physically divided (3 Sanchez Roman 162).

Distinguished from partnership Co-ownership is
distinguished from an ordinary partnership in the following
ways :

(1) As to creation: Whereas co-ownership may be
created by law, contract, succession, fortuitous
event, or occupancy, partnership is always
created by contract.
(2) As to purpose: Whereas the purpose of co-
ownership is the common enjoyment of the
thing or right owned in common, the purpose of
a partnership is to obtain profits.
(3) As to personality: Whereas a co-ownership has
no juridical personality, which is separate and
distinct from that of the co-owners, a
partnership has.
(4) As to duration: Whereas an agreement not to
divide the community property for more than
ten years is not allowed by law, such an
agreement would be perfectly valid in the case
of partnerships. This is so, because under the
law, there is no limitation upon the duration of
(5) As to power of members: Whereas a co-owner
has no power to represent the co-ownership,
unless there is an agreement to that effect, a
partner has the power to represent the
partnership, unless there is a stipulation to the
(6) As to effect of disposition of shares: If a co-owner
transfers his share to a third person, the latter
becomes automatically a co-owner, but if a
partner transfer his share to a third persons, the
latter does not become a partner, unless agreed
upon by all of the partners.
(7) As division of profits: Whereas in co-ownership
the division of the benefits and charges is fixed
by law, in a partnership the division of profits
and losses may be subject to the agreement of
the partners.
(8) As to effect of death: Whereas the death of a co-
owner has no effect upon the existence of the co-
owership, the death of a partner shall result in
the dissolution of the partnership.

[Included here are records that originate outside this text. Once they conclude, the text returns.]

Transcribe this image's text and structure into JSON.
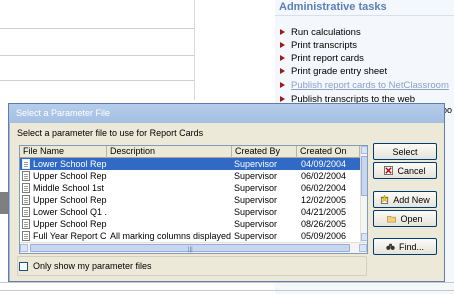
{
  "background": {
    "heading": "Administrative tasks",
    "tasks": [
      {
        "label": "Run calculations"
      },
      {
        "label": "Print transcripts"
      },
      {
        "label": "Print report cards"
      },
      {
        "label": "Print grade entry sheet"
      },
      {
        "label": "Publish report cards to NetClassroom"
      },
      {
        "label": "Publish transcripts to the web"
      }
    ],
    "edge_text": "roo"
  },
  "dialog": {
    "title": "Select a Parameter File",
    "prompt": "Select a parameter file to use for Report Cards",
    "columns": [
      "File Name",
      "Description",
      "Created By",
      "Created On"
    ],
    "rows": [
      {
        "name": "Lower School Rep...",
        "description": "",
        "created_by": "Supervisor",
        "created_on": "04/09/2004",
        "selected": true
      },
      {
        "name": "Upper School Rep...",
        "description": "",
        "created_by": "Supervisor",
        "created_on": "06/02/2004"
      },
      {
        "name": "Middle School 1st ...",
        "description": "",
        "created_by": "Supervisor",
        "created_on": "06/02/2004"
      },
      {
        "name": "Upper School Rep...",
        "description": "",
        "created_by": "Supervisor",
        "created_on": "12/02/2005"
      },
      {
        "name": "Lower School Q1 ...",
        "description": "",
        "created_by": "Supervisor",
        "created_on": "04/21/2005"
      },
      {
        "name": "Upper School Rep...",
        "description": "",
        "created_by": "Supervisor",
        "created_on": "08/26/2005"
      },
      {
        "name": "Full Year Report C...",
        "description": "All marking columns displayed",
        "created_by": "Supervisor",
        "created_on": "05/09/2006"
      }
    ],
    "buttons": {
      "select": "Select",
      "cancel": "Cancel",
      "add_new": "Add New",
      "open": "Open",
      "find": "Find..."
    },
    "checkbox_label": "Only show my parameter files",
    "checkbox_checked": false
  },
  "colors": {
    "selection": "#316ac5",
    "title_gradient": "#a4bfe4",
    "task_arrow": "#a11818",
    "heading": "#5b7fb8"
  }
}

Limitations upon use of property The property should be
used only:

(1) in accordance with the purpose for which it is
(2) In such a way as not to injure the interest of the co-
ownership; and
(3) In such a way as not to prevent the other co-owners
from using it according to their right. (Art. 486, CC)

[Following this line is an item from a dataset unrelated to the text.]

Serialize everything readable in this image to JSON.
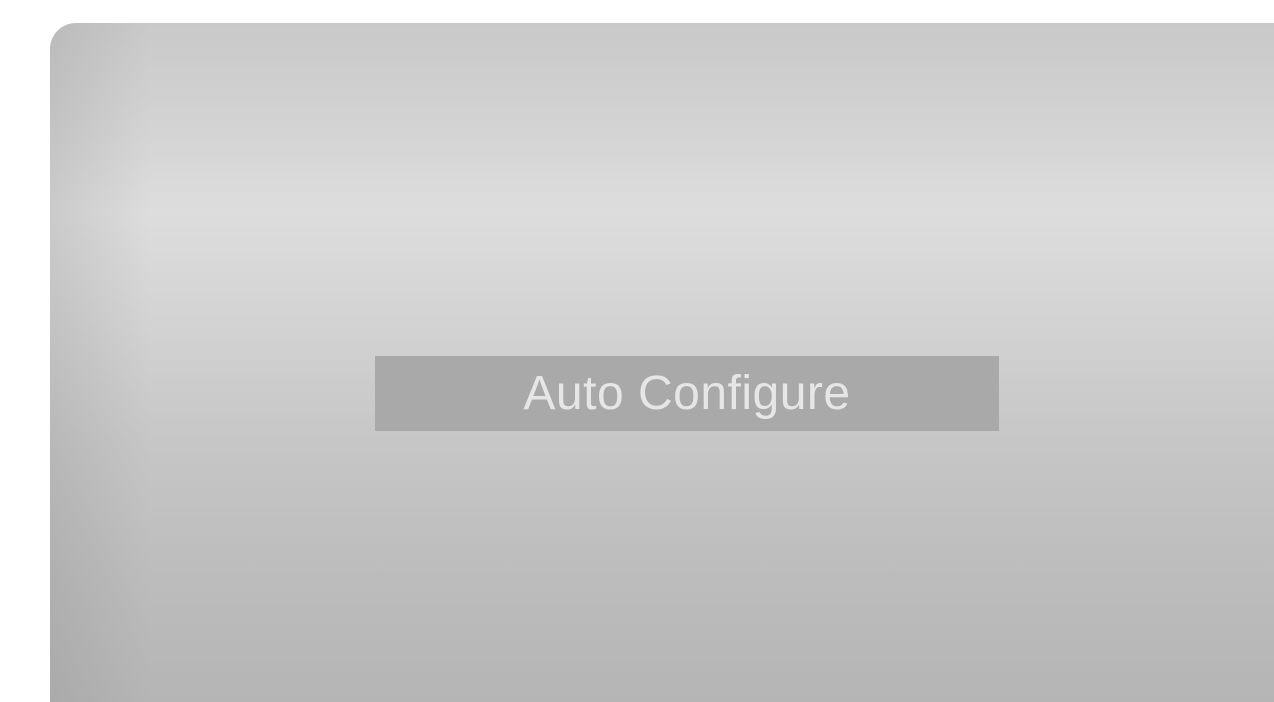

Acts of Preservation Acts of preservation may be made at
the will of one of the co-owners but he must if practicable,
first notify the other co-owners. Such co-owners can
compel the latter to contribute proportionately to the
expenses incurred. These expenses shall include taxes.
(Arts. 488, 489, NCC)

Acts of Administration An act of administration may be
defined as any act which refers to the better enjoyment of
the thing owned in common. This includes useful and